Robert Cooter quoted in The National Law Journal, June 4, 2012
In what some scholars consider the most important approach to understanding federalism and the Constitution in recent years, collective-action federalism is the brainchild of Neil Siegel of Duke Law School and Robert Cooter of the University of California, Berkeley School of Law. … “In order to get people to consider an economic analysis of constitutional law, you have to get their attention. I think the title has proved effective in enabling people to see what we were about.”
Robert Cooter cited in Balkinization, March 19, 2012
One question in the healthcare litigation presently before the U.S. Supreme Court is how to characterize the exaction imposed by the Affordable Care Act (ACA) on individuals who fail to obtain health insurance…. In Not the Power to Destroy: A Theory of the Tax Power for a Court that Limits the Commerce Power … Robert Cooter of Berkeley Law and I develop a theory of the difference between a tax and a penalty for purposes of the tax power. We then apply the theory to the ACA’s exaction for non-insurance.
Los Angeles Times, July 16, 2009 by Robert Cooter and Aaron Edlin
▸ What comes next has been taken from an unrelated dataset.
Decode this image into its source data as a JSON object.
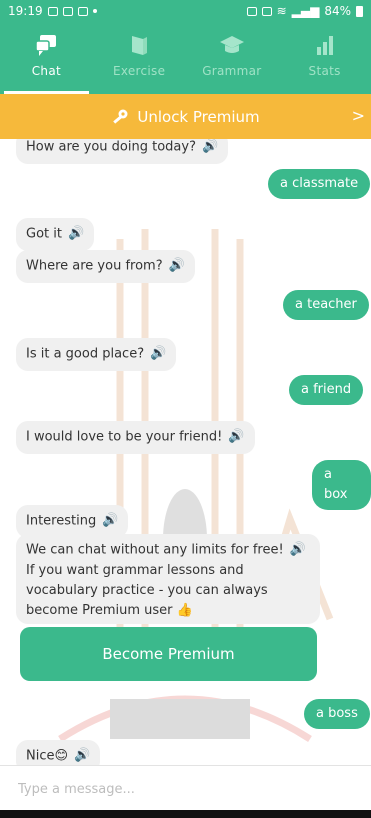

Our plan would be simple. To meet Yudof’s savings targets, a number of employees would be laid off sufficient to save 8% of the payroll. The choices in staff cuts would be difficult, but they are necessary if the regents are unwilling to raise tuition further. Specific decisions on whom to lay off would be decentralized to campuses, and within campuses to schools or departments.